━━ Given records
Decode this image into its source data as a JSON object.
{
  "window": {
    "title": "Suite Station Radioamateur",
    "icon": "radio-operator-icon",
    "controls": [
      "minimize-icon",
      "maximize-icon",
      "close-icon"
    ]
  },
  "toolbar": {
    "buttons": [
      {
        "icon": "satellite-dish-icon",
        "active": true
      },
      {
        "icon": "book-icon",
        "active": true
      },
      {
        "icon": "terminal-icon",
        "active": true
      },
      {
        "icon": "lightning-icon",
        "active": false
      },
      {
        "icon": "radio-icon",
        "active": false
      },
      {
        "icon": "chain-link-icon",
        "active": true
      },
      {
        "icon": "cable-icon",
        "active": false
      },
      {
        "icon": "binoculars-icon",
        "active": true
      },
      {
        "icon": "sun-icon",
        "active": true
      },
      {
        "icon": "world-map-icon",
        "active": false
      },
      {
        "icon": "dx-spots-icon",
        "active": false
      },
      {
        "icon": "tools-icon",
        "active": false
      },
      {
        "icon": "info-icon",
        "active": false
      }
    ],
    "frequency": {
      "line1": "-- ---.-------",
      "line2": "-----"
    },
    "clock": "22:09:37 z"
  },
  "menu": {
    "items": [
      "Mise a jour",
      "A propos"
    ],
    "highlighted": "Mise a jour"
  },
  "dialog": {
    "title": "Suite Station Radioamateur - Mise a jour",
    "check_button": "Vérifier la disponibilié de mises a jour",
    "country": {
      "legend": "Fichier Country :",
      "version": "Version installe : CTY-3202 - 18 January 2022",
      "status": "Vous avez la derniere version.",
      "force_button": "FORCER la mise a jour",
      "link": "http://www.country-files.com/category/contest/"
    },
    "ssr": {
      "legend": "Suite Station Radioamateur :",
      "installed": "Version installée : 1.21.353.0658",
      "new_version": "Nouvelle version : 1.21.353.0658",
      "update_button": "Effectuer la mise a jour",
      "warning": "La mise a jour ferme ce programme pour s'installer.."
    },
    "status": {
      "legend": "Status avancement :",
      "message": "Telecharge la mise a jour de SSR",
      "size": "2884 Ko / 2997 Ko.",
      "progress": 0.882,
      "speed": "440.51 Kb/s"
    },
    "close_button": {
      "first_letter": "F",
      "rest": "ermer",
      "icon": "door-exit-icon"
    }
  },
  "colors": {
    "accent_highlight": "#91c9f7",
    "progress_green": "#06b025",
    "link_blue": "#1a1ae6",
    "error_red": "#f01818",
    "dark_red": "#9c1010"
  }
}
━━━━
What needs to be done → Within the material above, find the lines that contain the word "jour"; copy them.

Your response →
      "Mise a jour",
    "highlighted": "Mise a jour"
    "title": "Suite Station Radioamateur - Mise a jour",
    "check_button": "Vérifier la disponibilié de mises a jour",
      "force_button": "FORCER la mise a jour",
      "update_button": "Effectuer la mise a jour",
      "warning": "La mise a jour ferme ce programme pour s'installer.."
      "message": "Telecharge la mise a jour de SSR",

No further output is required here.